What the exercise asks:
Report, from the records below, every line where the word "left" appears.

Data for analysis:
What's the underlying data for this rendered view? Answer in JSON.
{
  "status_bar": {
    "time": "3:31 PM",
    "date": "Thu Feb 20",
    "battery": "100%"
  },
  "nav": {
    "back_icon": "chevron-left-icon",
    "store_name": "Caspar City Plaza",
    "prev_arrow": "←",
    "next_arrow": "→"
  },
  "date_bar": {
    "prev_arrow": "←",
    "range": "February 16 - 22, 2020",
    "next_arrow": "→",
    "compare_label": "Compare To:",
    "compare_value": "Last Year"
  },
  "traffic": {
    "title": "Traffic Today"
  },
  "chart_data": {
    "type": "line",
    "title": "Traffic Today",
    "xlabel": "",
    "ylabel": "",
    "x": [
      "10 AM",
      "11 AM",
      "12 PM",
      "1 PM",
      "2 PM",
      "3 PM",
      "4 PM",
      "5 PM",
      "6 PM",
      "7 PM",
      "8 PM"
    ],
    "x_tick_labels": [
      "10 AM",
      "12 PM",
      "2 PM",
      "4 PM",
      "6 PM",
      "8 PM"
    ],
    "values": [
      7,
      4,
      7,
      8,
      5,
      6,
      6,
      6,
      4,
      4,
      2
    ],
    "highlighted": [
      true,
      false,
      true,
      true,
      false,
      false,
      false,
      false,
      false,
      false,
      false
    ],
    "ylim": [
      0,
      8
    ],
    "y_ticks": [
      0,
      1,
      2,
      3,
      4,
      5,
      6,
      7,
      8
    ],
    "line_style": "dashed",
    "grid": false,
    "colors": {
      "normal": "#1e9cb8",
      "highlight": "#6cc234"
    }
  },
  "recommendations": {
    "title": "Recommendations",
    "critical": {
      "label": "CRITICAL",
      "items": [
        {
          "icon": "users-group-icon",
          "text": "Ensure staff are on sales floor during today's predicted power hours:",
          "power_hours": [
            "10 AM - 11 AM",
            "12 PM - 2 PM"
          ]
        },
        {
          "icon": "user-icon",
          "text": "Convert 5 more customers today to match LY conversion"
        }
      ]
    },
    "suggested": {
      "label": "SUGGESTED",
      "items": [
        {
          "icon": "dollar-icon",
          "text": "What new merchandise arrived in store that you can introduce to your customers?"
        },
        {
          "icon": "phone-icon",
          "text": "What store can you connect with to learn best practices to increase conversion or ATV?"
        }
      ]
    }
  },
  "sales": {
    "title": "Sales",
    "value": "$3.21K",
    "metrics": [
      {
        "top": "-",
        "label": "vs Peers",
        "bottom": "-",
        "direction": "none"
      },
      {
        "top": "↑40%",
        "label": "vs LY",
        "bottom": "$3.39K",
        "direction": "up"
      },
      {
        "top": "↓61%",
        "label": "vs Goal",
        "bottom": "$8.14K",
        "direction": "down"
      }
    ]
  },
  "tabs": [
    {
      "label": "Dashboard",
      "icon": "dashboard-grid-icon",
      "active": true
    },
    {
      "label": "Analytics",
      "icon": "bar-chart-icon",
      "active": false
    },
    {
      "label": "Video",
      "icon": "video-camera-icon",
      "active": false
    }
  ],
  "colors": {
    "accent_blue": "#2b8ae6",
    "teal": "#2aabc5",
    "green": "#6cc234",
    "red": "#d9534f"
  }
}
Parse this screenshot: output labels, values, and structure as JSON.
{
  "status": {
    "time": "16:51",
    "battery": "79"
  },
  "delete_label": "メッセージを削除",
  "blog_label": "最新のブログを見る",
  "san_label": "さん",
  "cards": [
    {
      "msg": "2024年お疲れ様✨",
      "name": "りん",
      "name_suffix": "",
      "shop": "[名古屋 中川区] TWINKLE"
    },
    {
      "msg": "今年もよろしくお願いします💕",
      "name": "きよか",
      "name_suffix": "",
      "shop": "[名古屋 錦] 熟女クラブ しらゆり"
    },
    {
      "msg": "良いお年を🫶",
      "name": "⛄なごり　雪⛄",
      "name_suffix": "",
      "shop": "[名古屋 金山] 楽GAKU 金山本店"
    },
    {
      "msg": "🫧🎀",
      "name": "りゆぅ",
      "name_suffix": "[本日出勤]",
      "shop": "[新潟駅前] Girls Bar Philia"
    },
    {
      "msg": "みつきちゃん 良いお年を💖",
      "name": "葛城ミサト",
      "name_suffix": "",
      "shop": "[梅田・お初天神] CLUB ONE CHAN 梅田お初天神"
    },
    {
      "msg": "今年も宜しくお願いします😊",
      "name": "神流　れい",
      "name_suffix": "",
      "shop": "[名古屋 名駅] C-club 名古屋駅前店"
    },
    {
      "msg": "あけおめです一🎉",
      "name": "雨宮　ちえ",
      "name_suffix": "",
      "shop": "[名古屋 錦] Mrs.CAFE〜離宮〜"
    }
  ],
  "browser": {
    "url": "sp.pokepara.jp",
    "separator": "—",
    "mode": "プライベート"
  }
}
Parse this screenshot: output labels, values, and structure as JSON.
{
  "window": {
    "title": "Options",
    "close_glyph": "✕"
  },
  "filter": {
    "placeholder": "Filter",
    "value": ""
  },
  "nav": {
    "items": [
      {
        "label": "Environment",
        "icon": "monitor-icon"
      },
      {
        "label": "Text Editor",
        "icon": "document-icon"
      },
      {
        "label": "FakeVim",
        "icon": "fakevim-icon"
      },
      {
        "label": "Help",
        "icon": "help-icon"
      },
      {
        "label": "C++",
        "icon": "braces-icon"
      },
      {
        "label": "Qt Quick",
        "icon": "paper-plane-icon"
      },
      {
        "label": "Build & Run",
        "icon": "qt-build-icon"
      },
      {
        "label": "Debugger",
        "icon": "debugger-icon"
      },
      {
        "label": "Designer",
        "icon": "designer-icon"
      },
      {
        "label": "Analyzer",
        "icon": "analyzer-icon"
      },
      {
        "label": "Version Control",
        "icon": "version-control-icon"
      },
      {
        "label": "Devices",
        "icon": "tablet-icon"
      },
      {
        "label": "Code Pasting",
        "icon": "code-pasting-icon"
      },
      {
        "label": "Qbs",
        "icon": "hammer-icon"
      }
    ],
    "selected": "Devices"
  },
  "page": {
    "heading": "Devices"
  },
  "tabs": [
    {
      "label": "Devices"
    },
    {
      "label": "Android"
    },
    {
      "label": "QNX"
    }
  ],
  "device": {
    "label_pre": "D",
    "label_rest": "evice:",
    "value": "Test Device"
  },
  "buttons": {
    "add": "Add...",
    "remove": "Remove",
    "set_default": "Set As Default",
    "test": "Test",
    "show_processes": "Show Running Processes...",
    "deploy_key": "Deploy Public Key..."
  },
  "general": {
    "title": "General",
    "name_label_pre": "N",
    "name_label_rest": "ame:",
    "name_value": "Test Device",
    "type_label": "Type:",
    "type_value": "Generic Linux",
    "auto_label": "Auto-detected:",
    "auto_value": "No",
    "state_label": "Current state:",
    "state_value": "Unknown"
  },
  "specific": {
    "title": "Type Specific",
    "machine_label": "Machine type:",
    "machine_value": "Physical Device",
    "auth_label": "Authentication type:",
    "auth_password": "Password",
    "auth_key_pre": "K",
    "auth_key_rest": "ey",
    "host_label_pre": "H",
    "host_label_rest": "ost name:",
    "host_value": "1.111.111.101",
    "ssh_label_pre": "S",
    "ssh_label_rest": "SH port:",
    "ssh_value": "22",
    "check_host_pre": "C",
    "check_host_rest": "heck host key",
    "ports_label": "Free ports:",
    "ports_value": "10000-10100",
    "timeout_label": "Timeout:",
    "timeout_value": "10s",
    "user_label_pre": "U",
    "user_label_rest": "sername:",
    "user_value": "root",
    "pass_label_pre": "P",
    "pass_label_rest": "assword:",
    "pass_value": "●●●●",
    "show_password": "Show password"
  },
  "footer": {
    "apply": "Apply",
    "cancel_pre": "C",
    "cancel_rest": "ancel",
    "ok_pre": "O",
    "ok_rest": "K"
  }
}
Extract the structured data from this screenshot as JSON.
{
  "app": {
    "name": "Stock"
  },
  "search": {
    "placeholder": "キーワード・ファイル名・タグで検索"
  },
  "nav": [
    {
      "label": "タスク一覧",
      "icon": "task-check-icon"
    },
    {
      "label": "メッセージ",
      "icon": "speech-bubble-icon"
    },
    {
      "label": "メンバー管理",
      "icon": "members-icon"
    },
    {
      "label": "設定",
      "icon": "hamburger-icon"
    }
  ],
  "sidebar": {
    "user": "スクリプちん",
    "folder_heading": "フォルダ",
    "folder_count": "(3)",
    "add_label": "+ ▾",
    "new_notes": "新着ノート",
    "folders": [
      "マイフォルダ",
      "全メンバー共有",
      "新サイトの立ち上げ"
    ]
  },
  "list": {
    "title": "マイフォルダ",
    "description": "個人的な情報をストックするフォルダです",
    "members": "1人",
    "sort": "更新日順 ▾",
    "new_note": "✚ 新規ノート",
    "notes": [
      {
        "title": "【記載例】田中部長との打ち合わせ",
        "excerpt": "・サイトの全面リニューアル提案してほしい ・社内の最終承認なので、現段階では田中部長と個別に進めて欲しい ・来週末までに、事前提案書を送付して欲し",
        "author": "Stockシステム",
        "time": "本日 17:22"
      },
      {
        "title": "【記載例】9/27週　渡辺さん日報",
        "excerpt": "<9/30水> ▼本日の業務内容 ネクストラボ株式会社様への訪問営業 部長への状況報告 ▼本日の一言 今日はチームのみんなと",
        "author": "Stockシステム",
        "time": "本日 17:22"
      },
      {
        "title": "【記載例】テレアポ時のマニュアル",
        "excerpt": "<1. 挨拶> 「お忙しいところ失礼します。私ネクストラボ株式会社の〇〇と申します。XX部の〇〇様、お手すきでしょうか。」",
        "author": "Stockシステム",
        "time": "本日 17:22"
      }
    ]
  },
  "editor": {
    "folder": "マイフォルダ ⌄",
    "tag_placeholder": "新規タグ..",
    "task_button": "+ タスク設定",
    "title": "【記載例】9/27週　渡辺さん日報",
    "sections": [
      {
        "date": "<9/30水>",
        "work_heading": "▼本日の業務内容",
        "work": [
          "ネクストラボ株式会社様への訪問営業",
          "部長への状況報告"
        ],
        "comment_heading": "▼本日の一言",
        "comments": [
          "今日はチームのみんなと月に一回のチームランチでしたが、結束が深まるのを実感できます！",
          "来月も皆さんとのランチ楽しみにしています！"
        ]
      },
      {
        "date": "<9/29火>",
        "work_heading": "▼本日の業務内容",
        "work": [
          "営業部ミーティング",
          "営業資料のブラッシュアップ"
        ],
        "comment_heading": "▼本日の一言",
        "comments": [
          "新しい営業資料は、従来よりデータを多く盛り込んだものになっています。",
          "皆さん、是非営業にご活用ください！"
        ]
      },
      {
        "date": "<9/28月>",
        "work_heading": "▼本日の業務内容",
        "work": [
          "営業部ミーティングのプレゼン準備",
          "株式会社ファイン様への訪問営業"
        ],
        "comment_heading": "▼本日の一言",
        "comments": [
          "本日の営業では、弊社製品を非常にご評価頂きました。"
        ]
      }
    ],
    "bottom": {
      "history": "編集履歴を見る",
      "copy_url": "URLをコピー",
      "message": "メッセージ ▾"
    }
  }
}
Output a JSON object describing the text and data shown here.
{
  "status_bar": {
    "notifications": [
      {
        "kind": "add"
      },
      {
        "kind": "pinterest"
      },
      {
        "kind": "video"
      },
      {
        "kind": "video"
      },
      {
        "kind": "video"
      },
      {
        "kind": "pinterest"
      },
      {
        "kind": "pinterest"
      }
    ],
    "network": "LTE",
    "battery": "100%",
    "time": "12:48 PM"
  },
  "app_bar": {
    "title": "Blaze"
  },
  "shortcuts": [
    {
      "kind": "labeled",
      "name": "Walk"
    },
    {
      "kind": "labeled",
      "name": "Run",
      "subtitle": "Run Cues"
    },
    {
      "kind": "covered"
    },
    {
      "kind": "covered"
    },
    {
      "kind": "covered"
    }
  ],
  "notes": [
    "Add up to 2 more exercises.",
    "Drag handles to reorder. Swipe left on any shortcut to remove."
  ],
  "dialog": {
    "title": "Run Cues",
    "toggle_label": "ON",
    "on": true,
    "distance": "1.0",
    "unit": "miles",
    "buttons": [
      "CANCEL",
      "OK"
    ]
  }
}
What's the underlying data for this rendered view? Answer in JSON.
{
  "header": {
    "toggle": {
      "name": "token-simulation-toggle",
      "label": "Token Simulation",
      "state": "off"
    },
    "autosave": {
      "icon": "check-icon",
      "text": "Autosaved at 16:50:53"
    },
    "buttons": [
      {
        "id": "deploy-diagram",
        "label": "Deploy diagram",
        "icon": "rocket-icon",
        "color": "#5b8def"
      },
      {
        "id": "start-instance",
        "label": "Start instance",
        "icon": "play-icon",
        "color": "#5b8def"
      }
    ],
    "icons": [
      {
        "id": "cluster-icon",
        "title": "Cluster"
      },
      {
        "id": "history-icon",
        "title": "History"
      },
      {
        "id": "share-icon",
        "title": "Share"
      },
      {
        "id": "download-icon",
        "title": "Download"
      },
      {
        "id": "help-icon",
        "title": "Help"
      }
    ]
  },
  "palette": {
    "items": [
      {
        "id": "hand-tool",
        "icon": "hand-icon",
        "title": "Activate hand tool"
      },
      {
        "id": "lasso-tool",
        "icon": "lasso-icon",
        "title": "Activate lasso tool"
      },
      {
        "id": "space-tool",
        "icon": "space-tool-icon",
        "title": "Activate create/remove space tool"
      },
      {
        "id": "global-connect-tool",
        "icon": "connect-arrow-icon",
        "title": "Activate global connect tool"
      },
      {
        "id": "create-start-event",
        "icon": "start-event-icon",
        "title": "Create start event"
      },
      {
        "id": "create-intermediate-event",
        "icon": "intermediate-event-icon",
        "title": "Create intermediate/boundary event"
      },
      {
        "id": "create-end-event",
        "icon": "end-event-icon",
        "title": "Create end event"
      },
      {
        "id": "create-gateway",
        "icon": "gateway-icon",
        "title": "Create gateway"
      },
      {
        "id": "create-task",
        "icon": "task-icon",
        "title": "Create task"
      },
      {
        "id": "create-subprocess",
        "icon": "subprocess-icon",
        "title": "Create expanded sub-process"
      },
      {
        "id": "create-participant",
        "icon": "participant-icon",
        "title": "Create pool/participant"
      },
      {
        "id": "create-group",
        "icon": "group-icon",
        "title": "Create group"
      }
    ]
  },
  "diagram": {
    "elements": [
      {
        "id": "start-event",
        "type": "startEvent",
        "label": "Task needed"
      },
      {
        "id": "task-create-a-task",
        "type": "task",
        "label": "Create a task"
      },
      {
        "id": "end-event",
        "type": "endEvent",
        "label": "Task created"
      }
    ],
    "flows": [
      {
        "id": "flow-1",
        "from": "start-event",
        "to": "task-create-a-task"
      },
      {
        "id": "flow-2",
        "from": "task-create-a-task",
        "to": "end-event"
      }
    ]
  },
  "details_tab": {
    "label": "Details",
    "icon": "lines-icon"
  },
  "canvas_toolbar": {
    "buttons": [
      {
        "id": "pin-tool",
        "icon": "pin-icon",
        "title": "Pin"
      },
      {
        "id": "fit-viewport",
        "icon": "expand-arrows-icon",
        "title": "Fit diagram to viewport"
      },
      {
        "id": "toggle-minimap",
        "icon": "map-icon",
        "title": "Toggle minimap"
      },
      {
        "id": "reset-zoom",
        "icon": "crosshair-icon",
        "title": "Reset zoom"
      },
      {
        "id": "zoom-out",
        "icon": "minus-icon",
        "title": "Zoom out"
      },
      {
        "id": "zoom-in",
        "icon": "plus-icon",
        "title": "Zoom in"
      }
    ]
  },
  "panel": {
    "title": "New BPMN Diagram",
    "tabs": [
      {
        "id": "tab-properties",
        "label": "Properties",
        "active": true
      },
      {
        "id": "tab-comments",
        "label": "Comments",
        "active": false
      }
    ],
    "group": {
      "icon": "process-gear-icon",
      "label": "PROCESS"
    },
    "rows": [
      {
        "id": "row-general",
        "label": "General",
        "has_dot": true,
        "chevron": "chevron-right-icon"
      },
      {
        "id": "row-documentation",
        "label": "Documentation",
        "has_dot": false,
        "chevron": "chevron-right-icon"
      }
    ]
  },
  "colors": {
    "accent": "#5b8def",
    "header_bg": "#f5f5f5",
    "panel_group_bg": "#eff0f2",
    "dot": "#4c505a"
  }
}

Exercise output:
    "back_icon": "chevron-left-icon",
    "Drag handles to reorder. Swipe left on any shortcut to remove."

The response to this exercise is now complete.